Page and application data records
------------------------------------------------------------

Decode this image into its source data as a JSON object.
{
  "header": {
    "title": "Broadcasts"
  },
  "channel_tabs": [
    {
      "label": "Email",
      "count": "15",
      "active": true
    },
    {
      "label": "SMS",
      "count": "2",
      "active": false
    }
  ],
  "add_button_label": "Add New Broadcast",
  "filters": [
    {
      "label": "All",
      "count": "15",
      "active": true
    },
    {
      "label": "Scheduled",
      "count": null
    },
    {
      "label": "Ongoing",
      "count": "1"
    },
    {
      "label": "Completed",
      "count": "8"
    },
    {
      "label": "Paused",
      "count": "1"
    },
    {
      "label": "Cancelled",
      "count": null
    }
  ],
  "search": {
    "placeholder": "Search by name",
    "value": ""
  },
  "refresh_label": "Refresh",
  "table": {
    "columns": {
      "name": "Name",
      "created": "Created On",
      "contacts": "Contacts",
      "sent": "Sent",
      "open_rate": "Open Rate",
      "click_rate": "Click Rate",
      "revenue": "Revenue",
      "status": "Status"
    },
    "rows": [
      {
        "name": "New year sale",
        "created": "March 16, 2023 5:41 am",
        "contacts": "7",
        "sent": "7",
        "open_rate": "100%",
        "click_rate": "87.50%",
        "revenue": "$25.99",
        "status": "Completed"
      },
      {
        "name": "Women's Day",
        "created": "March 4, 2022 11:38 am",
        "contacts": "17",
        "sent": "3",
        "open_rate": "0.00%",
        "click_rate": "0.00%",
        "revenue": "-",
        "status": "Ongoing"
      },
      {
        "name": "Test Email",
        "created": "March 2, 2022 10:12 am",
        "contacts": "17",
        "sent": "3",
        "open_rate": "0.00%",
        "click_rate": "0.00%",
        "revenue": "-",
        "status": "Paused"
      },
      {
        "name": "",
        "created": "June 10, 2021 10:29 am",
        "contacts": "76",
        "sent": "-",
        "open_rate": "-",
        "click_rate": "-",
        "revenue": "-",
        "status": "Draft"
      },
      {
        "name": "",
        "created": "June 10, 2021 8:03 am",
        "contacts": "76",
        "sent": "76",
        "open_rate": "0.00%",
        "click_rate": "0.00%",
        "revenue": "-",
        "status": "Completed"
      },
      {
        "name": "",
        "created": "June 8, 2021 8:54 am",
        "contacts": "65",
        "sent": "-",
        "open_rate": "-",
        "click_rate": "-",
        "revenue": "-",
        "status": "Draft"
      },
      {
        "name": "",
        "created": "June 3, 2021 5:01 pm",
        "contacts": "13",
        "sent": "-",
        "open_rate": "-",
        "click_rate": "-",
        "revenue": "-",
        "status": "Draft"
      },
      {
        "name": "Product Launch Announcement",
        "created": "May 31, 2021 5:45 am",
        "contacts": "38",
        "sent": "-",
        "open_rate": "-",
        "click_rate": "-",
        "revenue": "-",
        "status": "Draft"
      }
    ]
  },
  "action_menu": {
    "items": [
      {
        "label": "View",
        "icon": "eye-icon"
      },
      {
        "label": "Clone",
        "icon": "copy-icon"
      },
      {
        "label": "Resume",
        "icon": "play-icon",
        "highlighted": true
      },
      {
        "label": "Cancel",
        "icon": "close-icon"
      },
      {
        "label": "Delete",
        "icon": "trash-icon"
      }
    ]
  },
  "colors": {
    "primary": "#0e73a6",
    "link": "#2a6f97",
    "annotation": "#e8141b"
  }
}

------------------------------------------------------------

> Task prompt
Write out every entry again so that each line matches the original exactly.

> Task result
Decode this image into its source data as a JSON object.
{
  "header": {
    "title": "Broadcasts"
  },
  "channel_tabs": [
    {
      "label": "Email",
      "count": "15",
      "active": true
    },
    {
      "label": "SMS",
      "count": "2",
      "active": false
    }
  ],
  "add_button_label": "Add New Broadcast",
  "filters": [
    {
      "label": "All",
      "count": "15",
      "active": true
    },
    {
      "label": "Scheduled",
      "count": null
    },
    {
      "label": "Ongoing",
      "count": "1"
    },
    {
      "label": "Completed",
      "count": "8"
    },
    {
      "label": "Paused",
      "count": "1"
    },
    {
      "label": "Cancelled",
      "count": null
    }
  ],
  "search": {
    "placeholder": "Search by name",
    "value": ""
  },
  "refresh_label": "Refresh",
  "table": {
    "columns": {
      "name": "Name",
      "created": "Created On",
      "contacts": "Contacts",
      "sent": "Sent",
      "open_rate": "Open Rate",
      "click_rate": "Click Rate",
      "revenue": "Revenue",
      "status": "Status"
    },
    "rows": [
      {
        "name": "New year sale",
        "created": "March 16, 2023 5:41 am",
        "contacts": "7",
        "sent": "7",
        "open_rate": "100%",
        "click_rate": "87.50%",
        "revenue": "$25.99",
        "status": "Completed"
      },
      {
        "name": "Women's Day",
        "created": "March 4, 2022 11:38 am",
        "contacts": "17",
        "sent": "3",
        "open_rate": "0.00%",
        "click_rate": "0.00%",
        "revenue": "-",
        "status": "Ongoing"
      },
      {
        "name": "Test Email",
        "created": "March 2, 2022 10:12 am",
        "contacts": "17",
        "sent": "3",
        "open_rate": "0.00%",
        "click_rate": "0.00%",
        "revenue": "-",
        "status": "Paused"
      },
      {
        "name": "",
        "created": "June 10, 2021 10:29 am",
        "contacts": "76",
        "sent": "-",
        "open_rate": "-",
        "click_rate": "-",
        "revenue": "-",
        "status": "Draft"
      },
      {
        "name": "",
        "created": "June 10, 2021 8:03 am",
        "contacts": "76",
        "sent": "76",
        "open_rate": "0.00%",
        "click_rate": "0.00%",
        "revenue": "-",
        "status": "Completed"
      },
      {
        "name": "",
        "created": "June 8, 2021 8:54 am",
        "contacts": "65",
        "sent": "-",
        "open_rate": "-",
        "click_rate": "-",
        "revenue": "-",
        "status": "Draft"
      },
      {
        "name": "",
        "created": "June 3, 2021 5:01 pm",
        "contacts": "13",
        "sent": "-",
        "open_rate": "-",
        "click_rate": "-",
        "revenue": "-",
        "status": "Draft"
      },
      {
        "name": "Product Launch Announcement",
        "created": "May 31, 2021 5:45 am",
        "contacts": "38",
        "sent": "-",
        "open_rate": "-",
        "click_rate": "-",
        "revenue": "-",
        "status": "Draft"
      }
    ]
  },
  "action_menu": {
    "items": [
      {
        "label": "View",
        "icon": "eye-icon"
      },
      {
        "label": "Clone",
        "icon": "copy-icon"
      },
      {
        "label": "Resume",
        "icon": "play-icon",
        "highlighted": true
      },
      {
        "label": "Cancel",
        "icon": "close-icon"
      },
      {
        "label": "Delete",
        "icon": "trash-icon"
      }
    ]
  },
  "colors": {
    "primary": "#0e73a6",
    "link": "#2a6f97",
    "annotation": "#e8141b"
  }
}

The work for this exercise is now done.